After that it´s just a matter of animating the model in your program of choice. In my case I rigged, lighted and animated the models in Maya 2009 and exported the images to be used in arrays in Java-code.
Putting it all together
A lot goes into making a game work. The code needs to be optimized, the timing has to be checked, the animations and movements need to work like you expect it to.
We tried hard to get it all ready in time for our last presentation, but fell short on some points. However, the playthrough at least gives you the vision of what the game Mimic would be like if finished. I still think it would be a really fun game if I could make it in 3D and implement all of the features I have in my head.
Maby one day I will eh?
Here is a playthough of the first 2 levels. I hope you like it!
The main thing I learned was that
a 2D platform game like Mario may look simple, but so much work goes into
it to make it look good and function. Animating for Java (2D) was allso a good
lesson even though the workflow is similar for 3D.
I learned a great deal about modelling
during the course of the project since I had never properly looked at
ZBrush before this. I am continually blown away by the program as it let´s me create things in hours rather than weeks!
I can´t see myself stopping using it ever.
The other important thing I learned was how important it is to have good team leadership, good comunication and a good division of tasks within the team.
As we lost members during the project it became harder. We managed to get a working game in the end, but it´s a big risk to have only one Graphical Artist in the team.
I really enjoyed the work and the creative freedom and feeling of trust from the others. But there were times when I felt stressed out because I could not really turn to anyone for help.
I now have a better understanding
of the workflow of creating assets for games.
I am looking forward

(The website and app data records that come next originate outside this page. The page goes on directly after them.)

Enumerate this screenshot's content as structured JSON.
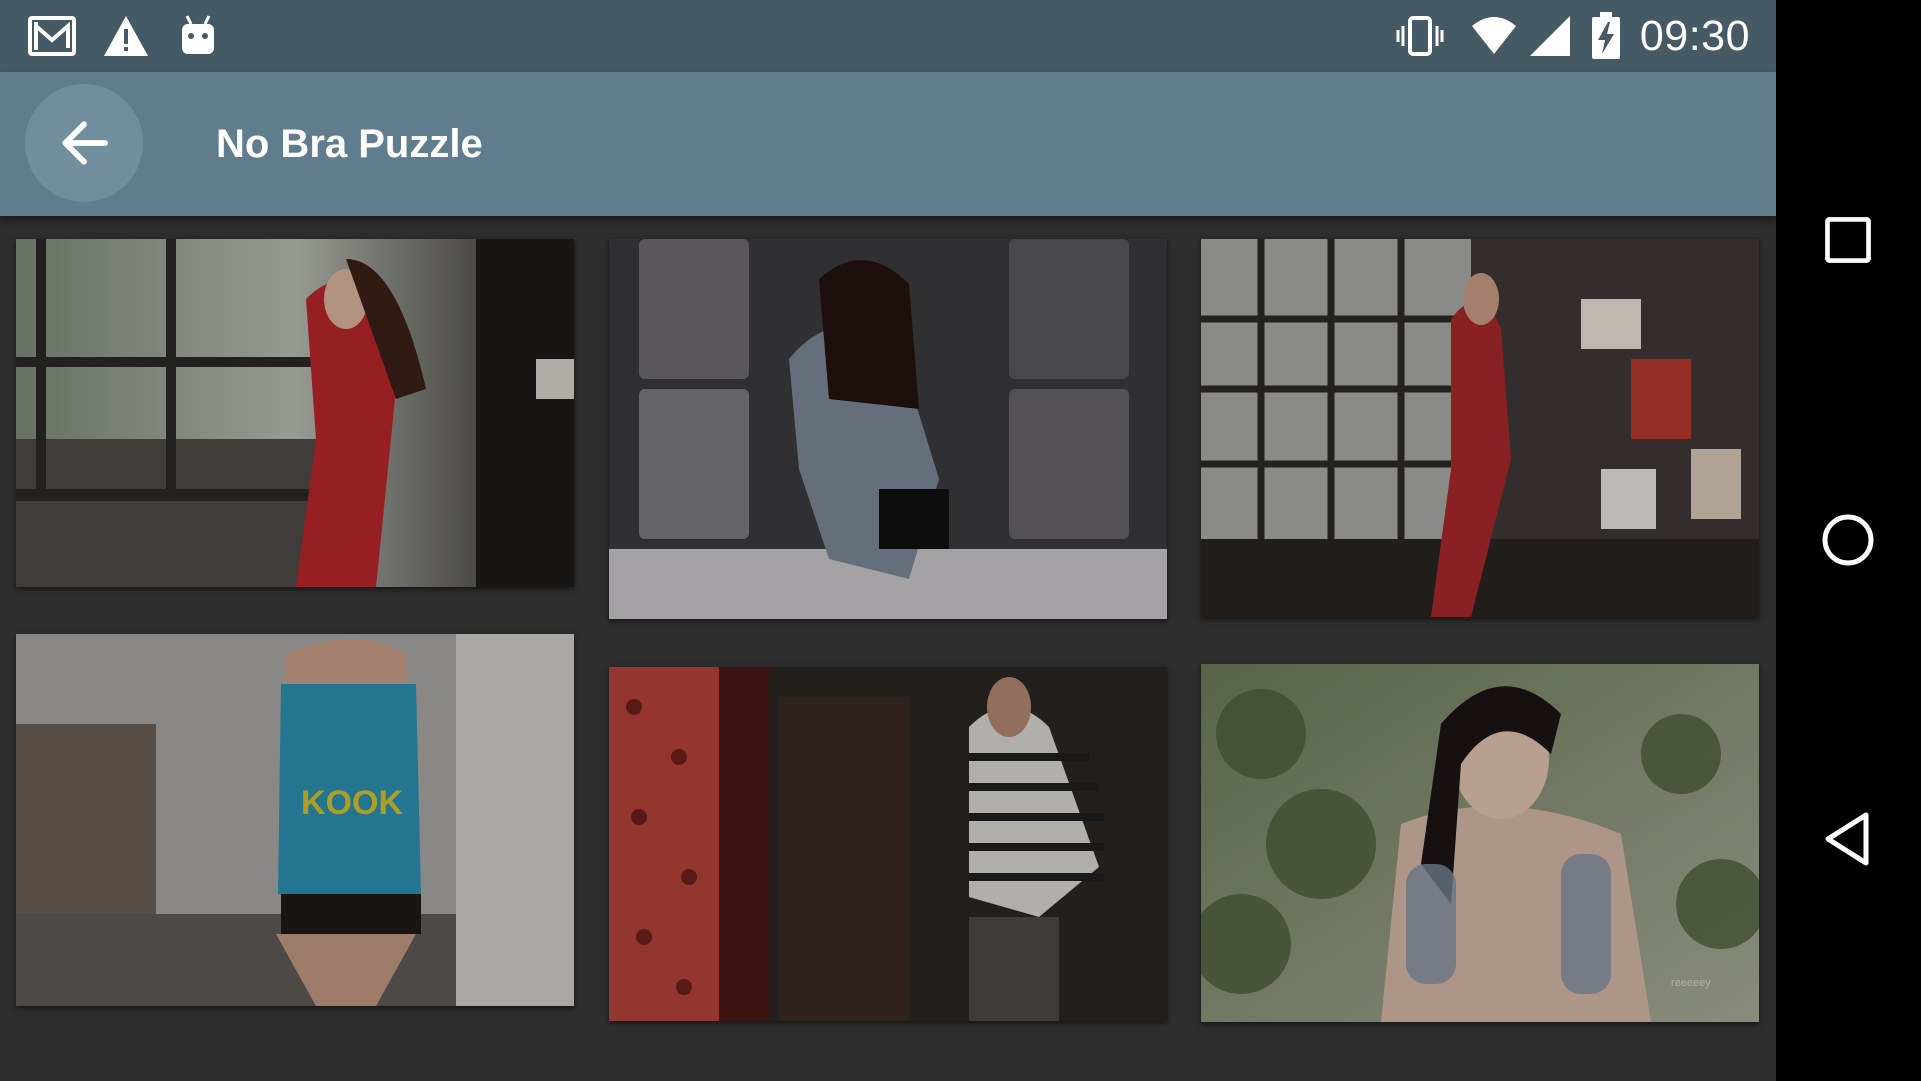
{
  "status_bar": {
    "time": "09:30",
    "left_icons": [
      "gmail-icon",
      "warning-icon",
      "android-debug-icon"
    ],
    "right_icons": [
      "vibrate-icon",
      "wifi-icon",
      "cell-signal-icon",
      "battery-charging-icon"
    ]
  },
  "app_bar": {
    "title": "No Bra Puzzle",
    "back_icon": "arrow-back-icon",
    "color": "#5f7d8c"
  },
  "gallery": {
    "tiles": [
      {
        "name": "photo-tile-1",
        "palette": "red dress by window"
      },
      {
        "name": "photo-tile-2",
        "palette": "grey shirt on bed"
      },
      {
        "name": "photo-tile-3",
        "palette": "red robe in loft"
      },
      {
        "name": "photo-tile-4",
        "palette": "blue tank top"
      },
      {
        "name": "photo-tile-5",
        "palette": "striped top red curtain"
      },
      {
        "name": "photo-tile-6",
        "palette": "tattooed outdoor portrait"
      }
    ]
  },
  "nav_bar": {
    "buttons": [
      "recents-square-icon",
      "home-circle-icon",
      "back-triangle-icon"
    ]
  },
  "colors": {
    "status_bar": "#455a64",
    "app_bar": "#5f7d8c",
    "background": "#2e2e2e"
  }
}
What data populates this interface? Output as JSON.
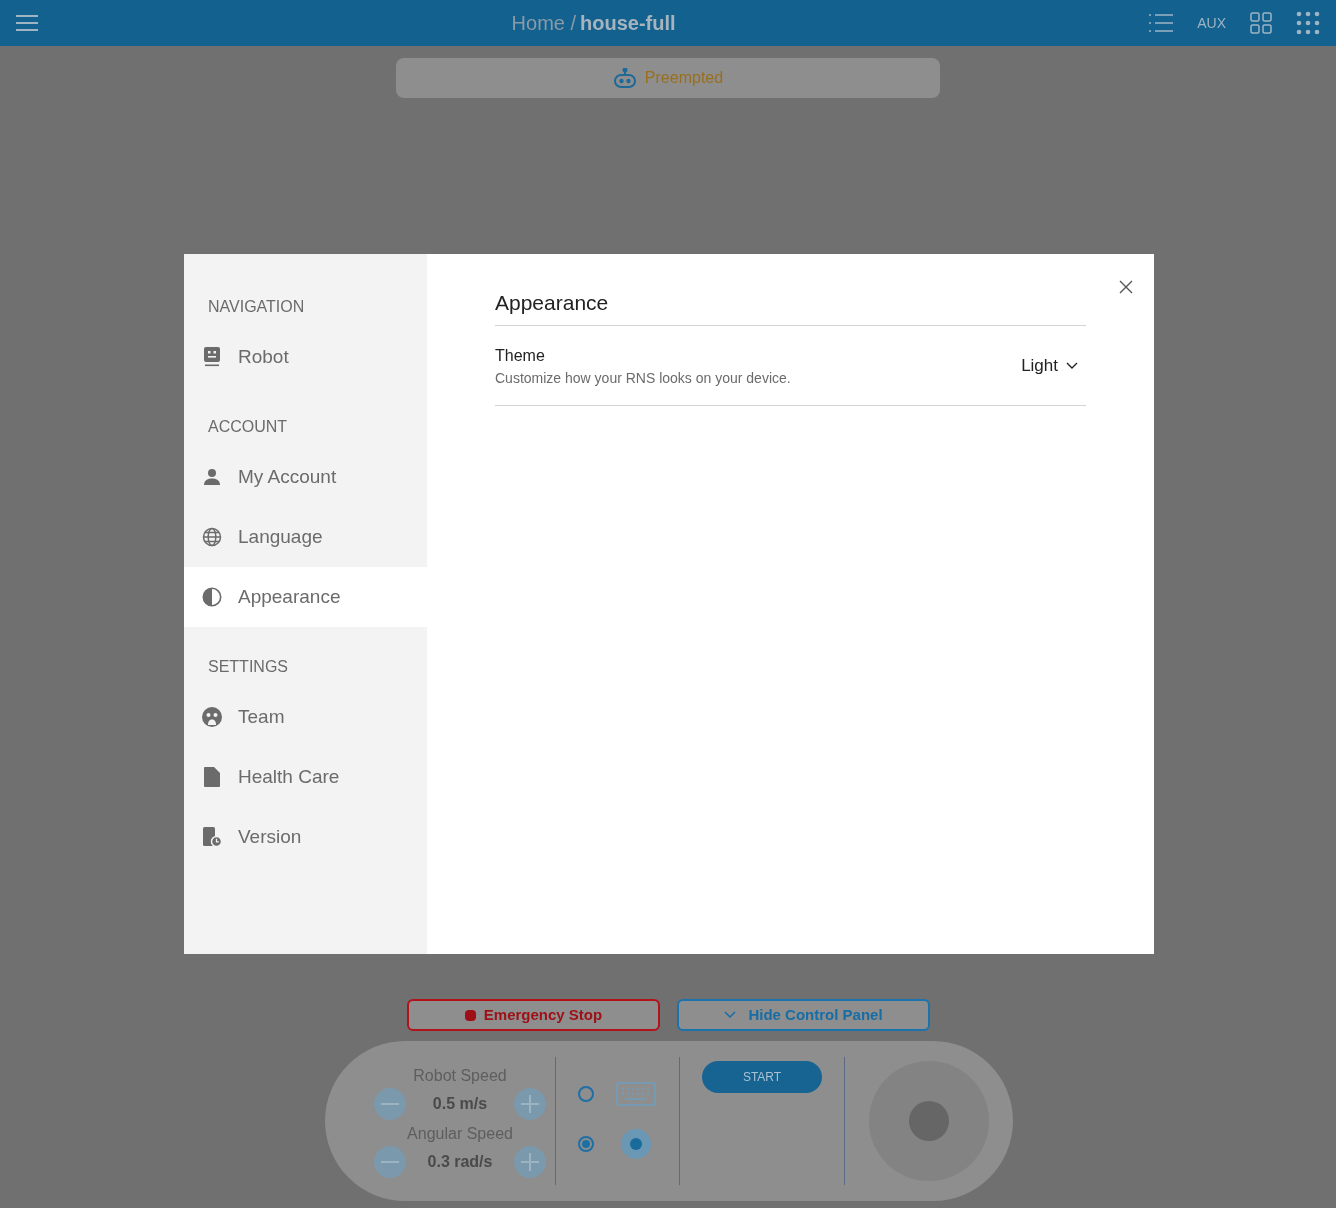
{
  "header": {
    "breadcrumb_parent": "Home /",
    "breadcrumb_current": "house-full",
    "aux_label": "AUX"
  },
  "status": {
    "label": "Preempted"
  },
  "settings_dialog": {
    "sidebar": [
      {
        "heading": "NAVIGATION",
        "items": [
          {
            "label": "Robot",
            "kind": "robot",
            "selected": false
          }
        ]
      },
      {
        "heading": "ACCOUNT",
        "items": [
          {
            "label": "My Account",
            "kind": "person",
            "selected": false
          },
          {
            "label": "Language",
            "kind": "globe",
            "selected": false
          },
          {
            "label": "Appearance",
            "kind": "contrast",
            "selected": true
          }
        ]
      },
      {
        "heading": "SETTINGS",
        "items": [
          {
            "label": "Team",
            "kind": "team",
            "selected": false
          },
          {
            "label": "Health Care",
            "kind": "document",
            "selected": false
          },
          {
            "label": "Version",
            "kind": "version",
            "selected": false
          }
        ]
      }
    ],
    "title": "Appearance",
    "rows": [
      {
        "label": "Theme",
        "description": "Customize how your RNS looks on your device.",
        "value": "Light"
      }
    ]
  },
  "control_panel": {
    "emergency_stop": "Emergency Stop",
    "hide_panel": "Hide Control Panel",
    "speeds": [
      {
        "label": "Robot Speed",
        "value": "0.5 m/s"
      },
      {
        "label": "Angular Speed",
        "value": "0.3 rad/s"
      }
    ],
    "drive_modes": [
      {
        "kind": "keyboard",
        "selected": false
      },
      {
        "kind": "joystick",
        "selected": true
      }
    ],
    "start": "START"
  }
}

to future projects. One of the biggest pleasures of working in a team focused on a game, is that something grows as you work.
The ideas become real, and in a lot of cases the only limitation is your own lack of imagination, skills or teamwork.